» Task statement
Provide nothing except how many lines of the data contain the word "image".
─── Material shown
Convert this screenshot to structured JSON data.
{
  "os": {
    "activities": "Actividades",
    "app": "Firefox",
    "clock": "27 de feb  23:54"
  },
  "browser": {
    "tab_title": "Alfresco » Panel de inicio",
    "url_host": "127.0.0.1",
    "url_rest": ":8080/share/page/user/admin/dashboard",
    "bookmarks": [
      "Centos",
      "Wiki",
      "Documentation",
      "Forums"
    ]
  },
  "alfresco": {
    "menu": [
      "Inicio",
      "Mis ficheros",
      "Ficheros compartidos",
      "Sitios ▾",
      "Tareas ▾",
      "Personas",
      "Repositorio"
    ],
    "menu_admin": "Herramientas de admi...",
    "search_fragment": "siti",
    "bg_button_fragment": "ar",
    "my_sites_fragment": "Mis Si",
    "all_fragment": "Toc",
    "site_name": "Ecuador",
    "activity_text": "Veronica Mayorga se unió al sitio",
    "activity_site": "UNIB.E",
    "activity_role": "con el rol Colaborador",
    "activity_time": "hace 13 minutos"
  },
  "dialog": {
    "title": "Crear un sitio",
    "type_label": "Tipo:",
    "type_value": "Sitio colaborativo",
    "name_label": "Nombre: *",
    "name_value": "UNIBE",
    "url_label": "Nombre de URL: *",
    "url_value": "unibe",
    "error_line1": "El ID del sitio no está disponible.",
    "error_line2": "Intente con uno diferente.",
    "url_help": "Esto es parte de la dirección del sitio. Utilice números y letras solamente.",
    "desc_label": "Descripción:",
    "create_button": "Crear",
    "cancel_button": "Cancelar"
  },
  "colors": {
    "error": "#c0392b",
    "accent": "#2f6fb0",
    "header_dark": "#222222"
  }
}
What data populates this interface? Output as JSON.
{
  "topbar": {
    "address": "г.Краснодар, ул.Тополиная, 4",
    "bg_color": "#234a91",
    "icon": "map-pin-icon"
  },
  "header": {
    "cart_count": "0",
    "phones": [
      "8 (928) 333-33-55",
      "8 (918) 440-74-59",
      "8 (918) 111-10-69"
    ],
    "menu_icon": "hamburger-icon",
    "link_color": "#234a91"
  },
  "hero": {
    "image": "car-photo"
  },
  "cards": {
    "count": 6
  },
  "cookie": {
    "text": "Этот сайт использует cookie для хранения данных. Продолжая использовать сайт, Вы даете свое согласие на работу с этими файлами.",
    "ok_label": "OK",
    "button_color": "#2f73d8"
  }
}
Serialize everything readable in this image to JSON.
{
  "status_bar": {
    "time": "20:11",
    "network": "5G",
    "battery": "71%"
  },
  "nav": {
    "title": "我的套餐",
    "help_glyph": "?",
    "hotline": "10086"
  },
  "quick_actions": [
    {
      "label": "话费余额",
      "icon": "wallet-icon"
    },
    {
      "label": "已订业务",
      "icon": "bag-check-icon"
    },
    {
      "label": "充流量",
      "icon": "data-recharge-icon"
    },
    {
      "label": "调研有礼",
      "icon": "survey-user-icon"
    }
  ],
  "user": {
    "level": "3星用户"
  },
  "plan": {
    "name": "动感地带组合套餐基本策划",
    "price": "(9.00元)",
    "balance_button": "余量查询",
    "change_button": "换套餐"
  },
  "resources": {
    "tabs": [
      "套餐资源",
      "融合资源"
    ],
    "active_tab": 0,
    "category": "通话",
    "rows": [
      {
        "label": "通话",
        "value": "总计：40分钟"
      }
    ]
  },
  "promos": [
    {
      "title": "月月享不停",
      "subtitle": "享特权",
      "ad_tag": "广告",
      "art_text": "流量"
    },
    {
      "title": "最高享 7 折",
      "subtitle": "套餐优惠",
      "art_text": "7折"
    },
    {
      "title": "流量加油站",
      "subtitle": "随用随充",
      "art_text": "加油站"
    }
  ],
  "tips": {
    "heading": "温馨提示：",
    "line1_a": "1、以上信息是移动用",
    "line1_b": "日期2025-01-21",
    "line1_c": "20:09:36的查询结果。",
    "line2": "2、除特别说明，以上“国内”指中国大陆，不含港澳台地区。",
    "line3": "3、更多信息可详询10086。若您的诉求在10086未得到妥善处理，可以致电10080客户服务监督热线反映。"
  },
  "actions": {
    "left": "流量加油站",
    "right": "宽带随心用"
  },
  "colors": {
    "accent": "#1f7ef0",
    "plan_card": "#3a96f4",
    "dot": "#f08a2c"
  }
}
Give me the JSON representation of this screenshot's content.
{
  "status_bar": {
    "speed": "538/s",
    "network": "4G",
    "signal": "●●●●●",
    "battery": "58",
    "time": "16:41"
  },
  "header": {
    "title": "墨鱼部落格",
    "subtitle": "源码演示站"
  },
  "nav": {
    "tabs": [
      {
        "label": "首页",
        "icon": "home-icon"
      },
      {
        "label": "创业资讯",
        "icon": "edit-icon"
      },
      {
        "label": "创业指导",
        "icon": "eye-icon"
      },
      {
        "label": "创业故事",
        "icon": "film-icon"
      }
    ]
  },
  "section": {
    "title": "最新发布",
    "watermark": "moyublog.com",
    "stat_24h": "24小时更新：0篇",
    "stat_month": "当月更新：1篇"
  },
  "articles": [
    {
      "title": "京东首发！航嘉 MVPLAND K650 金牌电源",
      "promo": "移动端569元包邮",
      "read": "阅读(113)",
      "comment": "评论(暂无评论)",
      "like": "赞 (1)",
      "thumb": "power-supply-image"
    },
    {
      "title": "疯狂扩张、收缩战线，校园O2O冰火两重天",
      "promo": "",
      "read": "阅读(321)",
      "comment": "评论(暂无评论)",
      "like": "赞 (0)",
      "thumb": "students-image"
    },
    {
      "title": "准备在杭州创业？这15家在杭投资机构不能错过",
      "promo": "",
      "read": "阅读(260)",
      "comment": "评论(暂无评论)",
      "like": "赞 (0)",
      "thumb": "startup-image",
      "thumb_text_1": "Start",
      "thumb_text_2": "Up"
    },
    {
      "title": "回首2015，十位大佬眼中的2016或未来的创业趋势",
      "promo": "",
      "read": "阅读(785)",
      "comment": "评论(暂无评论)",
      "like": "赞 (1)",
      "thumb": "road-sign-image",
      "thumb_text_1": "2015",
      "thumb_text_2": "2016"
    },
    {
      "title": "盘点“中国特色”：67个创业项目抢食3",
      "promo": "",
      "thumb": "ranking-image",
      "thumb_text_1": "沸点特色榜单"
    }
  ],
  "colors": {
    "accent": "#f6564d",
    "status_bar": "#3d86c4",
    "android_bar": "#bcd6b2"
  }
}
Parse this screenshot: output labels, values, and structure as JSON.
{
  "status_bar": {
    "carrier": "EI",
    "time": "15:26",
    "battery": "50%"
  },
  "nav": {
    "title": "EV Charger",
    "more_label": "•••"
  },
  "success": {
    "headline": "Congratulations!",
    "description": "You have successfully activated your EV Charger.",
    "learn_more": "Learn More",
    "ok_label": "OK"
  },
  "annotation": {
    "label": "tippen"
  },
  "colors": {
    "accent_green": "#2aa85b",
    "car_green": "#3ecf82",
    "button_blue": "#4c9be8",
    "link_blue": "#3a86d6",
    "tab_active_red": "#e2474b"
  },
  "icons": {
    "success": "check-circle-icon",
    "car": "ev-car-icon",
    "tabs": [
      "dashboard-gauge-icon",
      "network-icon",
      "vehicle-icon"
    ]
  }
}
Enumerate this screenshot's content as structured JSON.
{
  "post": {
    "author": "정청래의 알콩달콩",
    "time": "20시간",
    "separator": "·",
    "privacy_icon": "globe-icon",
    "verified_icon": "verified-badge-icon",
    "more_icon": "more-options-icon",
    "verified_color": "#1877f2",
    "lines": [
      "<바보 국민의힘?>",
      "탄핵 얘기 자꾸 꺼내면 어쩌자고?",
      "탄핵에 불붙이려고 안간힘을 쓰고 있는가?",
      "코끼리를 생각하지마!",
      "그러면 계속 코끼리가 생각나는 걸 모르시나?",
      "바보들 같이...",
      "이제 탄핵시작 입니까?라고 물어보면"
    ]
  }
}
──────
» Completed exercise
7